§ **Work item**: Would you print every entry exactly as it appears?

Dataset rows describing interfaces
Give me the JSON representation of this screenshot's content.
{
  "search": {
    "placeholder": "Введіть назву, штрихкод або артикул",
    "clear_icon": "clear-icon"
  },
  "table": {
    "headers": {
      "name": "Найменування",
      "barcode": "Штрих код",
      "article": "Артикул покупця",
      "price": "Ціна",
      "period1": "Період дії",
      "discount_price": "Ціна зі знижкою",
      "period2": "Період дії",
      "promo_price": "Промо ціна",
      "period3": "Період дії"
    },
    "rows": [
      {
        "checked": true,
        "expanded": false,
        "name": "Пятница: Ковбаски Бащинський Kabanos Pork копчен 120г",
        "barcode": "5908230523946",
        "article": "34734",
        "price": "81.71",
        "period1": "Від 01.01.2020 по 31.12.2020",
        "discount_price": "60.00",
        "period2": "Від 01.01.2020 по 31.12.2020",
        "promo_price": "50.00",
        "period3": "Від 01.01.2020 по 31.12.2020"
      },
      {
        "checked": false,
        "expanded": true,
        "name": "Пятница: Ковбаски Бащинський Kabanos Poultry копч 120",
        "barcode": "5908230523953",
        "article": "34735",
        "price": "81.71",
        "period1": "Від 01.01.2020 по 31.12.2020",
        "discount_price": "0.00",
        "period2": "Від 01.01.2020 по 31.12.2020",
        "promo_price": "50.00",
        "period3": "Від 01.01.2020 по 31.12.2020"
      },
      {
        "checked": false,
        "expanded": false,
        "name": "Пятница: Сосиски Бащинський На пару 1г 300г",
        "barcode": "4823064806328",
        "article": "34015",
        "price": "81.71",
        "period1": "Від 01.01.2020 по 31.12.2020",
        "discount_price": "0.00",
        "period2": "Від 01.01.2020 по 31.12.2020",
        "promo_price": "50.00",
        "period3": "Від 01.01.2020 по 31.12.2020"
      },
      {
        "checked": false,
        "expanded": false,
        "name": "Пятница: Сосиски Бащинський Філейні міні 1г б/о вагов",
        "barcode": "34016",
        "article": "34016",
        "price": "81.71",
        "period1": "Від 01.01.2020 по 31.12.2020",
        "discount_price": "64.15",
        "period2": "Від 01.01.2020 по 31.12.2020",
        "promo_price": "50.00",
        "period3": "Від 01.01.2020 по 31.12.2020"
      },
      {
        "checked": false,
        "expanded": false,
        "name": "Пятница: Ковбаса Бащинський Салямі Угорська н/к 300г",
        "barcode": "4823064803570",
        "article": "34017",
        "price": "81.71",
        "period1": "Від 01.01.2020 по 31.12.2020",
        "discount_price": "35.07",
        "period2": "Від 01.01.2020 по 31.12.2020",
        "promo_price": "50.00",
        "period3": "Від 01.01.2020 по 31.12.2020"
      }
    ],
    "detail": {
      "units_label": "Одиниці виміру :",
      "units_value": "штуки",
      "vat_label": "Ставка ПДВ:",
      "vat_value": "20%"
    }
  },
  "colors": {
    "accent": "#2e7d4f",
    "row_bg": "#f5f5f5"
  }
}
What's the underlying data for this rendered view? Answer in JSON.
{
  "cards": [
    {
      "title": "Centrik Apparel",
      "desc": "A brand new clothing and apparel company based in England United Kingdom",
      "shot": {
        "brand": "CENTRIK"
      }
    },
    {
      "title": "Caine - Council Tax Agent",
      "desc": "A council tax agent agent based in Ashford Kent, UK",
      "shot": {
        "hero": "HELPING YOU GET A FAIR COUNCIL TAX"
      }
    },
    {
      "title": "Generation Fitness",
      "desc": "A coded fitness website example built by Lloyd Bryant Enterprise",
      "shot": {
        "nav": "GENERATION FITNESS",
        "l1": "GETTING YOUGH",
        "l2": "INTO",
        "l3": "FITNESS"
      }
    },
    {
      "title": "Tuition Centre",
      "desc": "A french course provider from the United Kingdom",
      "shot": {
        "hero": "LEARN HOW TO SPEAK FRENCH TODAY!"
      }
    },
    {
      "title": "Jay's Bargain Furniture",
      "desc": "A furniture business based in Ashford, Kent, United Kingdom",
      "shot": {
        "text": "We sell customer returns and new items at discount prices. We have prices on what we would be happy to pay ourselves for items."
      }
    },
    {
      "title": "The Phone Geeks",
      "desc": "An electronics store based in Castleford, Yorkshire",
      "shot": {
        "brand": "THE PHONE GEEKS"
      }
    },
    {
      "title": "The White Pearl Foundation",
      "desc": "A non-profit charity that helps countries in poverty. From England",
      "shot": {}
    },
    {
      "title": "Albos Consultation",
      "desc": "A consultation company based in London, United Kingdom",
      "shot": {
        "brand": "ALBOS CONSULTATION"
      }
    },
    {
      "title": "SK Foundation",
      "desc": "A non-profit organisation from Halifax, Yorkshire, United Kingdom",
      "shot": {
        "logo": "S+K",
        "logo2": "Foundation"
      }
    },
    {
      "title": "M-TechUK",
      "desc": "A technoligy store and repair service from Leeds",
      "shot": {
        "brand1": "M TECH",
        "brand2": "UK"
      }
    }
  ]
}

§ **Exercise response**:
Give me the JSON representation of this screenshot's content.
{
  "search": {
    "placeholder": "Введіть назву, штрихкод або артикул",
    "clear_icon": "clear-icon"
  },
  "table": {
    "headers": {
      "name": "Найменування",
      "barcode": "Штрих код",
      "article": "Артикул покупця",
      "price": "Ціна",
      "period1": "Період дії",
      "discount_price": "Ціна зі знижкою",
      "period2": "Період дії",
      "promo_price": "Промо ціна",
      "period3": "Період дії"
    },
    "rows": [
      {
        "checked": true,
        "expanded": false,
        "name": "Пятница: Ковбаски Бащинський Kabanos Pork копчен 120г",
        "barcode": "5908230523946",
        "article": "34734",
        "price": "81.71",
        "period1": "Від 01.01.2020 по 31.12.2020",
        "discount_price": "60.00",
        "period2": "Від 01.01.2020 по 31.12.2020",
        "promo_price": "50.00",
        "period3": "Від 01.01.2020 по 31.12.2020"
      },
      {
        "checked": false,
        "expanded": true,
        "name": "Пятница: Ковбаски Бащинський Kabanos Poultry копч 120",
        "barcode": "5908230523953",
        "article": "34735",
        "price": "81.71",
        "period1": "Від 01.01.2020 по 31.12.2020",
        "discount_price": "0.00",
        "period2": "Від 01.01.2020 по 31.12.2020",
        "promo_price": "50.00",
        "period3": "Від 01.01.2020 по 31.12.2020"
      },
      {
        "checked": false,
        "expanded": false,
        "name": "Пятница: Сосиски Бащинський На пару 1г 300г",
        "barcode": "4823064806328",
        "article": "34015",
        "price": "81.71",
        "period1": "Від 01.01.2020 по 31.12.2020",
        "discount_price": "0.00",
        "period2": "Від 01.01.2020 по 31.12.2020",
        "promo_price": "50.00",
        "period3": "Від 01.01.2020 по 31.12.2020"
      },
      {
        "checked": false,
        "expanded": false,
        "name": "Пятница: Сосиски Бащинський Філейні міні 1г б/о вагов",
        "barcode": "34016",
        "article": "34016",
        "price": "81.71",
        "period1": "Від 01.01.2020 по 31.12.2020",
        "discount_price": "64.15",
        "period2": "Від 01.01.2020 по 31.12.2020",
        "promo_price": "50.00",
        "period3": "Від 01.01.2020 по 31.12.2020"
      },
      {
        "checked": false,
        "expanded": false,
        "name": "Пятница: Ковбаса Бащинський Салямі Угорська н/к 300г",
        "barcode": "4823064803570",
        "article": "34017",
        "price": "81.71",
        "period1": "Від 01.01.2020 по 31.12.2020",
        "discount_price": "35.07",
        "period2": "Від 01.01.2020 по 31.12.2020",
        "promo_price": "50.00",
        "period3": "Від 01.01.2020 по 31.12.2020"
      }
    ],
    "detail": {
      "units_label": "Одиниці виміру :",
      "units_value": "штуки",
      "vat_label": "Ставка ПДВ:",
      "vat_value": "20%"
    }
  },
  "colors": {
    "accent": "#2e7d4f",
    "row_bg": "#f5f5f5"
  }
}
What's the underlying data for this rendered view? Answer in JSON.
{
  "cards": [
    {
      "title": "Centrik Apparel",
      "desc": "A brand new clothing and apparel company based in England United Kingdom",
      "shot": {
        "brand": "CENTRIK"
      }
    },
    {
      "title": "Caine - Council Tax Agent",
      "desc": "A council tax agent agent based in Ashford Kent, UK",
      "shot": {
        "hero": "HELPING YOU GET A FAIR COUNCIL TAX"
      }
    },
    {
      "title": "Generation Fitness",
      "desc": "A coded fitness website example built by Lloyd Bryant Enterprise",
      "shot": {
        "nav": "GENERATION FITNESS",
        "l1": "GETTING YOUGH",
        "l2": "INTO",
        "l3": "FITNESS"
      }
    },
    {
      "title": "Tuition Centre",
      "desc": "A french course provider from the United Kingdom",
      "shot": {
        "hero": "LEARN HOW TO SPEAK FRENCH TODAY!"
      }
    },
    {
      "title": "Jay's Bargain Furniture",
      "desc": "A furniture business based in Ashford, Kent, United Kingdom",
      "shot": {
        "text": "We sell customer returns and new items at discount prices. We have prices on what we would be happy to pay ourselves for items."
      }
    },
    {
      "title": "The Phone Geeks",
      "desc": "An electronics store based in Castleford, Yorkshire",
      "shot": {
        "brand": "THE PHONE GEEKS"
      }
    },
    {
      "title": "The White Pearl Foundation",
      "desc": "A non-profit charity that helps countries in poverty. From England",
      "shot": {}
    },
    {
      "title": "Albos Consultation",
      "desc": "A consultation company based in London, United Kingdom",
      "shot": {
        "brand": "ALBOS CONSULTATION"
      }
    },
    {
      "title": "SK Foundation",
      "desc": "A non-profit organisation from Halifax, Yorkshire, United Kingdom",
      "shot": {
        "logo": "S+K",
        "logo2": "Foundation"
      }
    },
    {
      "title": "M-TechUK",
      "desc": "A technoligy store and repair service from Leeds",
      "shot": {
        "brand1": "M TECH",
        "brand2": "UK"
      }
    }
  ]
}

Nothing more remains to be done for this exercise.